"I honestly don't think length matters, it's how you're moving the plot forward or pace that matters. If you're too wordy and not saying much or not much happened for a lot of words, the pace is too slow and you'll lose readers."
How many chapters should my story have?
"However many it takes to tell your story. Never should you limit yourself to only a certain amount of chapters or words unless its a writing challenge you took on to test yourself. If you feel in 20 chapters you were able to tell your story to the fullest of your ability, then congratulations! You finished a story, a generation, or entire legacy and that something to be proud of! Writing is a boundless hobby, so don't create any for the sake of what you think is right."
"This depends on what kind of story you write.
For legacies (and possibly for neighborhood rotations, too) there's no limit - just write as many chapters as you need to get through it. It's infinite. For other stories, again - I prefer less. Sometimes, when I see a non-legacy serious story with hundred of chapters, I feel intimidated and it looks like so much work to me, that I decide not to read it at all. (I'm a terrible lazy person, I'm sorry. I know I'm missing out.) On the other hand, the second I fall in love with the writing, I just want more, more, more of it. So it's really hard to tell.
But again, while shorter stories can be slightly more attractive even after they are finished (this is again based solely on my personal preference - shorter stories are easier to read through in one or two sessions and my prefered reading style is to read it all at once), I believe that no one should be holding back with the creative process. If your story simply asks for more chapters, if it grew bigger and more complicated with time, if you feel the need to explore certain themes and characters - I would say, go for it!"
How often should I update?
This again, is of course a matter of taste. Some people update daily, some weekly and some on more irregular schedules. The general guideline is to update whenever you feel comfortable. Don't pressure yourself, your readers will understand whatever approach you choose. If having an update schedule (fixed days of the week when you update) helps motivating you, you should give it a try, but always consider this:
"Making an update schedule is difficult and sticking to it is even more so. Though it is important to keep in mind that readers appreciate having a regular schedule that they can count on, as the writer, you need to do what best fits your schedule. If you miss an update or two, it’s okay. Your readers will understand. They will even understand if you go on hiatus for a while – they all have real lives too.

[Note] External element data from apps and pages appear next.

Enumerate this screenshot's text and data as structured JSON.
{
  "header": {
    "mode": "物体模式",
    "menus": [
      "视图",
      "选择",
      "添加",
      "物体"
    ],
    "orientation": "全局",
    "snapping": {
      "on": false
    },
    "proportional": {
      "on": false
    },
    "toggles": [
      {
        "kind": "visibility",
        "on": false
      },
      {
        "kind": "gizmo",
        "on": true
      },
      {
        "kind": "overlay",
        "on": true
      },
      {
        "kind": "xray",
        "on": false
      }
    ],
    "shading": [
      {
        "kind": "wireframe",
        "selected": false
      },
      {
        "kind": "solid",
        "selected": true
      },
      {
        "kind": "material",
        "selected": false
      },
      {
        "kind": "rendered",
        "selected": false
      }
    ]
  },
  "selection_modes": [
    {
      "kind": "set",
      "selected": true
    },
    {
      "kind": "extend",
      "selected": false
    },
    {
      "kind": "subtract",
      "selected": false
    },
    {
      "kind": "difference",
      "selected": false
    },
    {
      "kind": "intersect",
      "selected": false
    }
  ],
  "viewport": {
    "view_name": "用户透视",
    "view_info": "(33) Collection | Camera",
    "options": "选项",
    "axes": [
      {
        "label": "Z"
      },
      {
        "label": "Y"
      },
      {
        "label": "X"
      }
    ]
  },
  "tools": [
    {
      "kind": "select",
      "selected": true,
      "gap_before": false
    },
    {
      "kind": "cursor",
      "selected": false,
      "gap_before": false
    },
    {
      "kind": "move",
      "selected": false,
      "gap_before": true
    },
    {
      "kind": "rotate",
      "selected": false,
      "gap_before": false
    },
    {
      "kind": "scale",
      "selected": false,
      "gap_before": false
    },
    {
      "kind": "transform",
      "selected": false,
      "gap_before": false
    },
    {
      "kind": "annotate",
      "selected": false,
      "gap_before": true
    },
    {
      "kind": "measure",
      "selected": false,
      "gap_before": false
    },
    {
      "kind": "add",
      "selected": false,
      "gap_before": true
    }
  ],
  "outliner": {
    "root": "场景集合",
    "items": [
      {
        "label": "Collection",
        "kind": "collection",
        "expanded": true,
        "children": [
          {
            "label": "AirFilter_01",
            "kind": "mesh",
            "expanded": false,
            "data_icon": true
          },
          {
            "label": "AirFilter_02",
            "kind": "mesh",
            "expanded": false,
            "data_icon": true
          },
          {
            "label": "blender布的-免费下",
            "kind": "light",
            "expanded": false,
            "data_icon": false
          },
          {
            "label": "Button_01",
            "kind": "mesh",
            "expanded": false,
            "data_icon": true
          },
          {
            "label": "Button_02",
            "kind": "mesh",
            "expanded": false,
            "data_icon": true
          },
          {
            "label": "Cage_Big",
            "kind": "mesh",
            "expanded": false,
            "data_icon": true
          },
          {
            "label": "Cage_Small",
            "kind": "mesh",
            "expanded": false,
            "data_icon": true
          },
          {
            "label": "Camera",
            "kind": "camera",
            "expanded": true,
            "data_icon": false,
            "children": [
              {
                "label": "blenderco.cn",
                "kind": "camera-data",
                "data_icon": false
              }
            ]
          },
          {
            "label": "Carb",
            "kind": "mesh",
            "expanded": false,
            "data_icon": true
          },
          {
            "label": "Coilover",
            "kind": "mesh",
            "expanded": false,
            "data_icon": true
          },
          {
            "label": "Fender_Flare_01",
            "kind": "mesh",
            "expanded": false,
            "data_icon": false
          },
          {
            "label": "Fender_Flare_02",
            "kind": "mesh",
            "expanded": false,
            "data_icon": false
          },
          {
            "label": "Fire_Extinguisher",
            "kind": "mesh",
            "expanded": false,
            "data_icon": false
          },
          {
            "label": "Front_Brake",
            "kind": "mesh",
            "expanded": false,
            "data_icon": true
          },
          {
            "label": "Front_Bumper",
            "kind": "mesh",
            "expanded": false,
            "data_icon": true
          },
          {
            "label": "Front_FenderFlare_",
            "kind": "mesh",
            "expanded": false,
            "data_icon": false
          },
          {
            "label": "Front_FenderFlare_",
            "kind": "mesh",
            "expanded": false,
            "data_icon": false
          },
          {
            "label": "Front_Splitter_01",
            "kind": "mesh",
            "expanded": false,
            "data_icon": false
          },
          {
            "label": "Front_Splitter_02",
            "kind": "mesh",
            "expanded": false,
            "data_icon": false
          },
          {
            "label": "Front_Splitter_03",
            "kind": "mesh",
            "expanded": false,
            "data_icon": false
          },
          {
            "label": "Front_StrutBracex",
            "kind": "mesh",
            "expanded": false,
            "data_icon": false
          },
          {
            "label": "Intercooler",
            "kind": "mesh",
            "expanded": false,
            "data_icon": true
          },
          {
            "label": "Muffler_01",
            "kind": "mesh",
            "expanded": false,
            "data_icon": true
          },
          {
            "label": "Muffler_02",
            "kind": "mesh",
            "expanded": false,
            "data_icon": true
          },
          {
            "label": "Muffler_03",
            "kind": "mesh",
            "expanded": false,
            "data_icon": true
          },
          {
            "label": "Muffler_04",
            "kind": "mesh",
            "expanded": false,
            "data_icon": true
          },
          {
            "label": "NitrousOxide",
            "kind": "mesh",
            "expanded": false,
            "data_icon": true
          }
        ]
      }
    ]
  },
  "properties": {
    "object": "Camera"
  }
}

However, if you really want to keep up with a schedule, you should take into consideration your real life needs and the needs of your story. You don’t want to set a pace that you can’t keep up with; readers love daily updates, but those aren’t always feasible for the writer. For my main story, the Thoreau Legacy, I like to update three to four times a week (Tuesday, Thursday, Saturday, and an option for Sunday). But sometimes if I can get ahead or want to keep a particular plot arc together, I will move to daily updates for a week before returning to my regular schedule. I have another story that posts twice a week and a third that posts just once a week; that lets me keep my focus on the legacy and my real life responsibilities.
Above all, do what best suits you."
"I prefer posts weekly when reading. More than that and I stuggle to keep up with my busy life. Less than that and I forget to check back in. If do prefer a schedule when possible, or at least a place I know I can go to see when updates occur if it's irregular."